The proposal raised the eyebrows of one utility review board member and was characterized as “disturbing” by a climate policy expert.
Documents filed by Nova Scotia Power show three of four coal-fired units at the Lingan Generating Station will be converted to heavy fuel oil in 2030 and are scheduled to operate until 2050.
“I have to say, I was a bit surprised,” Nova Scotia Utility and Review Board member Jennifer Nicholson said at a recent hearing. “It doesn’t really seem a lot cleaner.”
David Pickles, chief operating officer of the privately owned utility, responded to Nicholson by explaining that the company is required by federal regulation to stop burning coal by 2030.
In 2016, the federal government announced coal would be entirely phased out by 2030, a move estimated to reduce greenhouse-gas emissions by nearly 100 million tonnes over the following two decades.

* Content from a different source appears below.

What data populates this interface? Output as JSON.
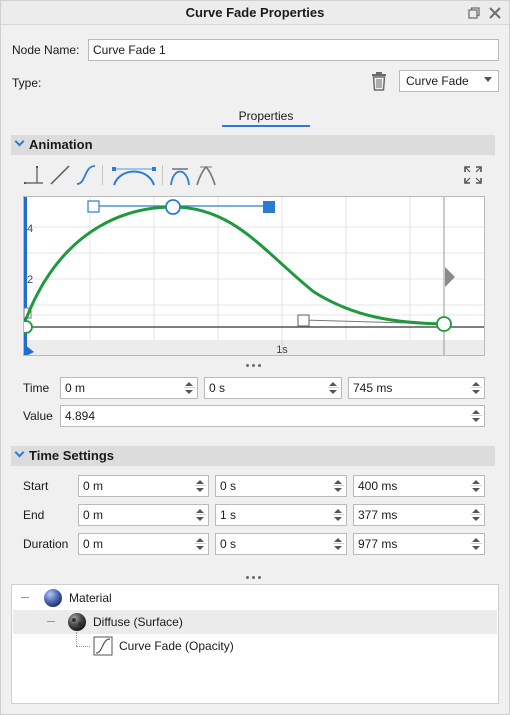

Pickles told the hearing that it would be less expensive to produce electricity with oil than to replace its coal-burning generating station, as the Cape Breton station already has the capacity to run on oil. The emissions from coal and heavy fuel oil were comparable, he added, but the facility has “a really low utilization rate” and is usually only used to generate reserve electricity during the coldest days of winter.
Thomas Arnason McNeil, a climate policy co-ordinator with Halifax-based Ecology Action Centre, says the privately owned energy utility is “getting around'' coal restrictions by using a fossil fuel with comparable emission levels.
“It’s absolutely outrageous,” he said in an interview. “It would be laughable if it wasn’t so dire, I think, and disturbing, quite frankly.”
Nova Scotia ditches coal but replaces it with heavy fuel oil electrical generators. #coal #electricity
Nova Scotia plans to generate 80 per cent of its energy from renewable resources by 2030.
Preparing for “peak” energy usage during cold winter months requires “dispatchable power,” Arnason McNeil said, which can be achieved by storing energy generated from renewable resources on large-scale batteries.
“Why instead, are they choosing to take the money of ratepayers and spend it on expensive, polluting technologies?” he said. “It just represents a total lack of imagination, a total lack of ambition.”
This report by The Canadian Press was first published July 4, 2023.
This story was produced with the financial assistance of the Meta and Canadian Press News Fellowship.